But the widowed duchess is nothing like the bold, passionate girl Alastair once loved. Years of suffering at the hands of a cruel husband have taken their toll. And as Alastair resolves to save Diana from the damage of the past, their chance meeting turns feelings of revenge to thoughts of rescue…

The Rake to Rescue Her (The Ransleigh Rogues #3) by Julia Justiss

Firstly, ignore this book’s cover. Usually this publisher produces great historical covers, but this looks like Gossip Girl meets whiny Hollywood teen (close your mouth, lady!). Nothing about it looks remotely Regency or English.

As usual, the Mills and Boon/Harlequin historical romance line is doing better things than most historical romance publishers. This is a story about coming back from abuse, and it includes my favourite trope: the reunion romance.

I enjoyed pretty much everything about this book. Regency England is SO overused, and yet when a book like this comes along you forget you’ve already read ten thousand books in the same time and setting, and about similar characters. This author created a totally original and fascinating story, and it had some real depth to it.

I read another review that referred to the hero being patient, and I think that’s a good way to describe him. It’s so nice to have – despite the book’s title – a hero who is a good human being, rather than some fool who disrespects women at every turn and is “transformed” by the heroine.

Even though it is the third in a series, it really doesn’t matter. I haven’t read the others, and wonder if I missed any backstory, but this felt like a complete story on its own. Clearly there were a few mentions of past books’ characters, but it definitely didn’t intrude on the story.

Julia Justiss is an American who writes England so well I didn’t notice mistakes with the language

One issue I’ve noticed with a few books in this line, from different authors, is that the book lost its way just a little at the very end, as though the word count was too long for the story being told. In following with the structure of a romance, there’s a wedge driven into the relationship at the end, but it was a bit too manufactured. As with the last Mills and Boon/Harlequin historical romance I read, I felt the true story finished a couple of chapters before the book did, and that it was a complete and solid story without the little unnecessary separation at the end.

I also didn’t like the idea the heroine wasn’t “healed” until she could forgive her husband. When he forces you to marry him, and then abuses you in every possible way for eight years, you DO NOT have to forgive him! You’re not a better person for weakening when it comes to a monster.

It might have been nice for a reconciliation between the heroine and the hero’s sister, but you can’t fit everything into one book, and back then travelling wasn’t exactly a quick thing to do – even in England!
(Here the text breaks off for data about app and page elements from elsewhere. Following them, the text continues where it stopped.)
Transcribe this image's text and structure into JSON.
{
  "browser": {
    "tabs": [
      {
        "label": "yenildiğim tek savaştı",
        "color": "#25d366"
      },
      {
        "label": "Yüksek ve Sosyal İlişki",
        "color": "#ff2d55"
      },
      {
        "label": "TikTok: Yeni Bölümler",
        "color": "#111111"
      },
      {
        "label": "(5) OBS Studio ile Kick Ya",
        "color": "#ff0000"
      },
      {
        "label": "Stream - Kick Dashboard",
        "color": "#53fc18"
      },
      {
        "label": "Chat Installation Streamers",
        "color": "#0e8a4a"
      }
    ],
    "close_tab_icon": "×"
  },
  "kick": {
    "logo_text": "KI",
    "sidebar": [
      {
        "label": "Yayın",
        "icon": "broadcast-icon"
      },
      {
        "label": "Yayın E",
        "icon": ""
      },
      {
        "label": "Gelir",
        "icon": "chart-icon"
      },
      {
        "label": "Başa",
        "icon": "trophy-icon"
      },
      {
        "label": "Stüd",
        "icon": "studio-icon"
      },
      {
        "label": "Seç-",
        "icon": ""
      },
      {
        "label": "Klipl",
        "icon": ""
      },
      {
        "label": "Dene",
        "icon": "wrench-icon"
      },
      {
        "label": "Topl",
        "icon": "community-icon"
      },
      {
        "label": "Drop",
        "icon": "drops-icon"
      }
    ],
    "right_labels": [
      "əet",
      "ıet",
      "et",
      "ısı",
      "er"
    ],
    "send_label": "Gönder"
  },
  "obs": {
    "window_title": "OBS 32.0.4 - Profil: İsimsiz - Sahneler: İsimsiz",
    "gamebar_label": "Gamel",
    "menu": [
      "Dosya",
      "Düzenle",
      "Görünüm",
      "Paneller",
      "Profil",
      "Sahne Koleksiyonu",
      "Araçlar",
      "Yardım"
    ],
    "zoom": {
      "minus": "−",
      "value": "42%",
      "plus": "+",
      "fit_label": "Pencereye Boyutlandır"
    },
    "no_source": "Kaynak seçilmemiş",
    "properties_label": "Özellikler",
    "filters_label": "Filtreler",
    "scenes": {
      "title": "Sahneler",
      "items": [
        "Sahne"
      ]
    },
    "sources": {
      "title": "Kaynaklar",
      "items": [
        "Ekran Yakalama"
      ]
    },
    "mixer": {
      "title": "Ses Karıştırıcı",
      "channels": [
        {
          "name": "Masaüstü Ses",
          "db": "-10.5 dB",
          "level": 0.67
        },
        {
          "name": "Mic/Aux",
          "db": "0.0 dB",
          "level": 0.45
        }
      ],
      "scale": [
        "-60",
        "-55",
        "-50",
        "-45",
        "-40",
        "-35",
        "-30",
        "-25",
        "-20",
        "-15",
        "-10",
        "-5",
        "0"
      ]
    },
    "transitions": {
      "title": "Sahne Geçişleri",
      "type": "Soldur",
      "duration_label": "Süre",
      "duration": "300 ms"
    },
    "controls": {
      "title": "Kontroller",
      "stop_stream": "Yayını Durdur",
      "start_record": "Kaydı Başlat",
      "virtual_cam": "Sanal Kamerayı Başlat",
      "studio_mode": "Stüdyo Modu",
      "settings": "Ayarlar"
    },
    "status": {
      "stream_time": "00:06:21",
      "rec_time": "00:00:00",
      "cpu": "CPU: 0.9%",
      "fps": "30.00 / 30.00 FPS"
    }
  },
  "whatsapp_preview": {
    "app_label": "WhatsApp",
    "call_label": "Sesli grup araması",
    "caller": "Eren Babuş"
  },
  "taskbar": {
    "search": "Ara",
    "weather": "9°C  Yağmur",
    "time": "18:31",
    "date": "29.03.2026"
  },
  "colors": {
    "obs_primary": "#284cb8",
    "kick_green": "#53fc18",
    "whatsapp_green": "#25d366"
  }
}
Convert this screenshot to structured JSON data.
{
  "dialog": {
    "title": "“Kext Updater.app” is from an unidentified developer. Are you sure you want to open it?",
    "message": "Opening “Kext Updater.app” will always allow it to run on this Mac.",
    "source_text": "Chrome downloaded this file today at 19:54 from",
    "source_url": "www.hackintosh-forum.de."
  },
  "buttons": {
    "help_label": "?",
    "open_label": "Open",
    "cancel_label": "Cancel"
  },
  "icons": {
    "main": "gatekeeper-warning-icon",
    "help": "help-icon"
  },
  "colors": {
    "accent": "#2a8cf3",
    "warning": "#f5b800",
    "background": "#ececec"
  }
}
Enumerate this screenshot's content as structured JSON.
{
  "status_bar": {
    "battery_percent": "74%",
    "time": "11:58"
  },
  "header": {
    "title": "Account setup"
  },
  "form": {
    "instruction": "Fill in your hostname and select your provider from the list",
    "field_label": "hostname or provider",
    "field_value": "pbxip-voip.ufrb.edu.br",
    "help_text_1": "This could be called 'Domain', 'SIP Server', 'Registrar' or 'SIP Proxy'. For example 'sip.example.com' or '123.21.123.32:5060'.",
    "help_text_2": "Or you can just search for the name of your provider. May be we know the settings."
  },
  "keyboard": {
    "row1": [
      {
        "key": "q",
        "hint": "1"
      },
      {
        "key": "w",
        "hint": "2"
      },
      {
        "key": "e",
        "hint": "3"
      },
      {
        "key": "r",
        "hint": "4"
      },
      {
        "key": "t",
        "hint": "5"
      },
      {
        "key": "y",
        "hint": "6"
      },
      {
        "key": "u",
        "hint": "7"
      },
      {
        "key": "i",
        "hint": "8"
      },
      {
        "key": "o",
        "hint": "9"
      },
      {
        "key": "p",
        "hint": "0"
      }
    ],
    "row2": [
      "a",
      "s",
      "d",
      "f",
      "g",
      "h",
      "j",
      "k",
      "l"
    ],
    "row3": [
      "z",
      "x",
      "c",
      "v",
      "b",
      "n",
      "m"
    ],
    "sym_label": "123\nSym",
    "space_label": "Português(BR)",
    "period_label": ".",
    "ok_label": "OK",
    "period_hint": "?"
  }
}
However, I did really like this book. I’m SO glad I bought it, and I immediately started looking for other books by this author.